Task statement
Every line of the data is to be reproduced exactly.
BEGIN
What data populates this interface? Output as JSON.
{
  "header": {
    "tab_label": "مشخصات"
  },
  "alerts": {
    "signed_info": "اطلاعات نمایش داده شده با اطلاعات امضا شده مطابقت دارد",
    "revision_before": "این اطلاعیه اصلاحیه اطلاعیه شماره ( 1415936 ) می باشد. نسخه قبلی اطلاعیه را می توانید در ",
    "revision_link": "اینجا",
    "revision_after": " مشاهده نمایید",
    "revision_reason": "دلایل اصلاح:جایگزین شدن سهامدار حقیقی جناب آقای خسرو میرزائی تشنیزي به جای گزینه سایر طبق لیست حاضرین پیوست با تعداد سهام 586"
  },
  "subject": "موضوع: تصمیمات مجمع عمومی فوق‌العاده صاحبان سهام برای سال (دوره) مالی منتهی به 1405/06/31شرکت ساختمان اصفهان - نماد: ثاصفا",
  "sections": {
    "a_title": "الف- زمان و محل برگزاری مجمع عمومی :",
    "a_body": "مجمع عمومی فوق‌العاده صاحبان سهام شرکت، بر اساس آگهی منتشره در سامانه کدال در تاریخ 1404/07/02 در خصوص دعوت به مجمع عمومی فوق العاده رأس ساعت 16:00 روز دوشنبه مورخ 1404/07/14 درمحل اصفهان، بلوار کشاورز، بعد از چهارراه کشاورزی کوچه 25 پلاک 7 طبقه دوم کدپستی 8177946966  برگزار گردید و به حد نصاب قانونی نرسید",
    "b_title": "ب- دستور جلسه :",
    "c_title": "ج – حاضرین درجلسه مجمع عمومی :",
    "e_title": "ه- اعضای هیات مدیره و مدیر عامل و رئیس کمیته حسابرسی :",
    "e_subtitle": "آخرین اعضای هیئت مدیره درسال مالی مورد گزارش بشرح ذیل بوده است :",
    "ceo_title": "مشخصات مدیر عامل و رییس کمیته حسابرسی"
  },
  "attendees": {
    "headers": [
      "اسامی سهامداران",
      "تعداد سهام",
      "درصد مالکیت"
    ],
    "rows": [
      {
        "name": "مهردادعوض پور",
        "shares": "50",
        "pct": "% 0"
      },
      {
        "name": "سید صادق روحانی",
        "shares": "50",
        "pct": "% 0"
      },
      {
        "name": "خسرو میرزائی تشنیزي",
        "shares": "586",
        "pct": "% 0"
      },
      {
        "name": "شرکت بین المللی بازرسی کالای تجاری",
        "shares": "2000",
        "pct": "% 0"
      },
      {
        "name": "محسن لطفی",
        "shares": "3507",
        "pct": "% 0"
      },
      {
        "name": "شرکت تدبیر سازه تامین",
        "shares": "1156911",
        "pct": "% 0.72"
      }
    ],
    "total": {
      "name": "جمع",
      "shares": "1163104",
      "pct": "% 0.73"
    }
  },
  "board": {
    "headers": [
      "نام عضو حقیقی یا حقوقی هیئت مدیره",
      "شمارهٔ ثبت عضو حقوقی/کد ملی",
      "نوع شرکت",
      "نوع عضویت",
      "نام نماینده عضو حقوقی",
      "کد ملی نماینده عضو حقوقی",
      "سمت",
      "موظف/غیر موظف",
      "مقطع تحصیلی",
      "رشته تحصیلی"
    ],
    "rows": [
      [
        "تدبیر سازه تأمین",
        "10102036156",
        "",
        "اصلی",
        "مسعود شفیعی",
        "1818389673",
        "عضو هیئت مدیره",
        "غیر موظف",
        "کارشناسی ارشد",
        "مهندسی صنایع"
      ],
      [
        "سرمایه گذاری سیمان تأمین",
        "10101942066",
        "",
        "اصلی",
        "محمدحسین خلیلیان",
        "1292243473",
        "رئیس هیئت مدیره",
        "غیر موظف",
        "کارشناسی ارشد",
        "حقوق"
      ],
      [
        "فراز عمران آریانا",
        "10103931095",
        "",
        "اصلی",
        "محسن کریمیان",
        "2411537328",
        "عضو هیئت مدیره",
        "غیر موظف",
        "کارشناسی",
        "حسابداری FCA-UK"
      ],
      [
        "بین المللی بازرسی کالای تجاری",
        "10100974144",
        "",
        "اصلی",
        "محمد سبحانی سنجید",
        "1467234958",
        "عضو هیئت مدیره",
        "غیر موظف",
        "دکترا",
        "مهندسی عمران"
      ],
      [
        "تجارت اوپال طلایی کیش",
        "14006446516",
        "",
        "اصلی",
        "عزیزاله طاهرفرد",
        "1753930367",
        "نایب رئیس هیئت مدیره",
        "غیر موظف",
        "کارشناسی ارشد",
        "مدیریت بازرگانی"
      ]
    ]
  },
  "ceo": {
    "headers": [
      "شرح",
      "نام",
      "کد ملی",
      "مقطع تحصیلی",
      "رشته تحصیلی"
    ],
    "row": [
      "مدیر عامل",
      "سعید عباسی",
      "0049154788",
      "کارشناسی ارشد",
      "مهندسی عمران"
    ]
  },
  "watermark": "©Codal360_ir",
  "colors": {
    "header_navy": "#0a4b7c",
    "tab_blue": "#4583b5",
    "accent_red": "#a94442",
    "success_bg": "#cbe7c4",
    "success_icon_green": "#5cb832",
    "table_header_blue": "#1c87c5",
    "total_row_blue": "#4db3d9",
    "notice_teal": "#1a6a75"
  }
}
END
Worked solution
What data populates this interface? Output as JSON.
{
  "header": {
    "tab_label": "مشخصات"
  },
  "alerts": {
    "signed_info": "اطلاعات نمایش داده شده با اطلاعات امضا شده مطابقت دارد",
    "revision_before": "این اطلاعیه اصلاحیه اطلاعیه شماره ( 1415936 ) می باشد. نسخه قبلی اطلاعیه را می توانید در ",
    "revision_link": "اینجا",
    "revision_after": " مشاهده نمایید",
    "revision_reason": "دلایل اصلاح:جایگزین شدن سهامدار حقیقی جناب آقای خسرو میرزائی تشنیزي به جای گزینه سایر طبق لیست حاضرین پیوست با تعداد سهام 586"
  },
  "subject": "موضوع: تصمیمات مجمع عمومی فوق‌العاده صاحبان سهام برای سال (دوره) مالی منتهی به 1405/06/31شرکت ساختمان اصفهان - نماد: ثاصفا",
  "sections": {
    "a_title": "الف- زمان و محل برگزاری مجمع عمومی :",
    "a_body": "مجمع عمومی فوق‌العاده صاحبان سهام شرکت، بر اساس آگهی منتشره در سامانه کدال در تاریخ 1404/07/02 در خصوص دعوت به مجمع عمومی فوق العاده رأس ساعت 16:00 روز دوشنبه مورخ 1404/07/14 درمحل اصفهان، بلوار کشاورز، بعد از چهارراه کشاورزی کوچه 25 پلاک 7 طبقه دوم کدپستی 8177946966  برگزار گردید و به حد نصاب قانونی نرسید",
    "b_title": "ب- دستور جلسه :",
    "c_title": "ج – حاضرین درجلسه مجمع عمومی :",
    "e_title": "ه- اعضای هیات مدیره و مدیر عامل و رئیس کمیته حسابرسی :",
    "e_subtitle": "آخرین اعضای هیئت مدیره درسال مالی مورد گزارش بشرح ذیل بوده است :",
    "ceo_title": "مشخصات مدیر عامل و رییس کمیته حسابرسی"
  },
  "attendees": {
    "headers": [
      "اسامی سهامداران",
      "تعداد سهام",
      "درصد مالکیت"
    ],
    "rows": [
      {
        "name": "مهردادعوض پور",
        "shares": "50",
        "pct": "% 0"
      },
      {
        "name": "سید صادق روحانی",
        "shares": "50",
        "pct": "% 0"
      },
      {
        "name": "خسرو میرزائی تشنیزي",
        "shares": "586",
        "pct": "% 0"
      },
      {
        "name": "شرکت بین المللی بازرسی کالای تجاری",
        "shares": "2000",
        "pct": "% 0"
      },
      {
        "name": "محسن لطفی",
        "shares": "3507",
        "pct": "% 0"
      },
      {
        "name": "شرکت تدبیر سازه تامین",
        "shares": "1156911",
        "pct": "% 0.72"
      }
    ],
    "total": {
      "name": "جمع",
      "shares": "1163104",
      "pct": "% 0.73"
    }
  },
  "board": {
    "headers": [
      "نام عضو حقیقی یا حقوقی هیئت مدیره",
      "شمارهٔ ثبت عضو حقوقی/کد ملی",
      "نوع شرکت",
      "نوع عضویت",
      "نام نماینده عضو حقوقی",
      "کد ملی نماینده عضو حقوقی",
      "سمت",
      "موظف/غیر موظف",
      "مقطع تحصیلی",
      "رشته تحصیلی"
    ],
    "rows": [
      [
        "تدبیر سازه تأمین",
        "10102036156",
        "",
        "اصلی",
        "مسعود شفیعی",
        "1818389673",
        "عضو هیئت مدیره",
        "غیر موظف",
        "کارشناسی ارشد",
        "مهندسی صنایع"
      ],
      [
        "سرمایه گذاری سیمان تأمین",
        "10101942066",
        "",
        "اصلی",
        "محمدحسین خلیلیان",
        "1292243473",
        "رئیس هیئت مدیره",
        "غیر موظف",
        "کارشناسی ارشد",
        "حقوق"
      ],
      [
        "فراز عمران آریانا",
        "10103931095",
        "",
        "اصلی",
        "محسن کریمیان",
        "2411537328",
        "عضو هیئت مدیره",
        "غیر موظف",
        "کارشناسی",
        "حسابداری FCA-UK"
      ],
      [
        "بین المللی بازرسی کالای تجاری",
        "10100974144",
        "",
        "اصلی",
        "محمد سبحانی سنجید",
        "1467234958",
        "عضو هیئت مدیره",
        "غیر موظف",
        "دکترا",
        "مهندسی عمران"
      ],
      [
        "تجارت اوپال طلایی کیش",
        "14006446516",
        "",
        "اصلی",
        "عزیزاله طاهرفرد",
        "1753930367",
        "نایب رئیس هیئت مدیره",
        "غیر موظف",
        "کارشناسی ارشد",
        "مدیریت بازرگانی"
      ]
    ]
  },
  "ceo": {
    "headers": [
      "شرح",
      "نام",
      "کد ملی",
      "مقطع تحصیلی",
      "رشته تحصیلی"
    ],
    "row": [
      "مدیر عامل",
      "سعید عباسی",
      "0049154788",
      "کارشناسی ارشد",
      "مهندسی عمران"
    ]
  },
  "watermark": "©Codal360_ir",
  "colors": {
    "header_navy": "#0a4b7c",
    "tab_blue": "#4583b5",
    "accent_red": "#a94442",
    "success_bg": "#cbe7c4",
    "success_icon_green": "#5cb832",
    "table_header_blue": "#1c87c5",
    "total_row_blue": "#4db3d9",
    "notice_teal": "#1a6a75"
  }
}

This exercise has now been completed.